& the
Urea Cycle


Ammonia is a left over molecule in the breakdown of proteins. Amino acids have no storage mechanism. If extra amino acids are present, they get broken into fragments by any of several offshoots from the citric acid cycle.

          N-H          amino
          C-/\/\/\/\ <= twenty one choices of things go here
          C=O         acid

This is an amino acid structure in which the repeating unit is [N-C-C] such that a protein is a long chain of  [N-C-C]-[N-C-C]-[N-C-C]-[N-C-C]-[N-C-C]- . . .

The central carbon carries a side piece which varies in property from being an acid, a base, an oil, a water soluble thingy, a straight stiffening piece, an amino acid bending piece and so on. The side pieces allow shape and surface property choices such that balled up, they can form all sorts of molecular machines.

To break down amino acids the side pieces need to be dealt with, thus the several places in the citrate cycle to handle the differing hunks.
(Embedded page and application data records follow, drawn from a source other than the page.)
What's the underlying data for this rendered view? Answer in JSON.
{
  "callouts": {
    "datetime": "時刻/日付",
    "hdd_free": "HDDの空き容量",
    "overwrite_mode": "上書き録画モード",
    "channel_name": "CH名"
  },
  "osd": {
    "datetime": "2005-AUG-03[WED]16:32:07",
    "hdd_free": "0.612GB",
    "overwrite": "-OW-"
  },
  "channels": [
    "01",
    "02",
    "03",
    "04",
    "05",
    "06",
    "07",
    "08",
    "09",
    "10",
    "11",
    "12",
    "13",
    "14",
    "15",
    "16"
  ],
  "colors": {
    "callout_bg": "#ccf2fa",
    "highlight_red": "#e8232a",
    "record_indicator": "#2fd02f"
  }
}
But the nitrogen part, the

                        part, called the amino portion, when snipped off to leave the two carbon fragment free to join the citrate cycle, is known as ammonia.

Ammonia also comes from DNA metabolism as well. Some of the ammonia is used in synthesis of glutamine (a neurotransmitter among other jobs) and other substances. But it can not always be used and needs to be disposed of as it is toxic just floating around in excess.


In the liver ammonia can be added to ornithine to make a molecule called citrulline:

Urea Cycle


In the "urea cycle", citrulline morphs its way back to ornithine again in the process losing the ammonia as urea, a soluble substance which can be disposed of safely.


In the brain, ammonia joins with alpha ketoglutarate to make glutamate. This picks up another ammonia to make glutamine. A few more chemical flips and ammonia is pulled off to get back to alpha ketoglutarate which completes yet another cycle (with two ammonias in and one out). But cycles don't really go round. The components get pulled off into other pathways. As with a traffic circle, in theory any car can go round and round, but actually it comes in at one place and exits at another. The cycles are better named crossroads.


Ammonia, in excess, can cause coma by way of poisoning pyruvate from forming citrate and subsequent inability to make aspartate. It amplifies GABA (another neurotransmitter). It poisons the energy creating pathways and a variety of other protein actions. Glutamine is also processed abnormally with domino effects on serotonin. It goes on... suffice it to say that ammonia is toxic in excess.

The point to all this is that defects in the urea cycle can result in ammonia build up spilling into the blood and producing coma, making the brain swell and doing direct damage to an assortment of tissues.

For just about every step in the cycles above (and some ommitted) there are named diseases which produce ammonia and brain-muscle syndromes. Some seemingly unrelated defects in metabolism, from afar, can disturb the urea cycle and thus indirectly produce these syndromes.

The recognition of one specific out of these many many possible defects is one thing, getting around faulty enzymes is another. Interestingly, the pediatricians and neurologists have been amazingly adept at tweaking the biochemistry in a number of these syndromes such that we see full grown children with metabolic diseases that even a short time ago could not possibly survive.

It's a tough road, though.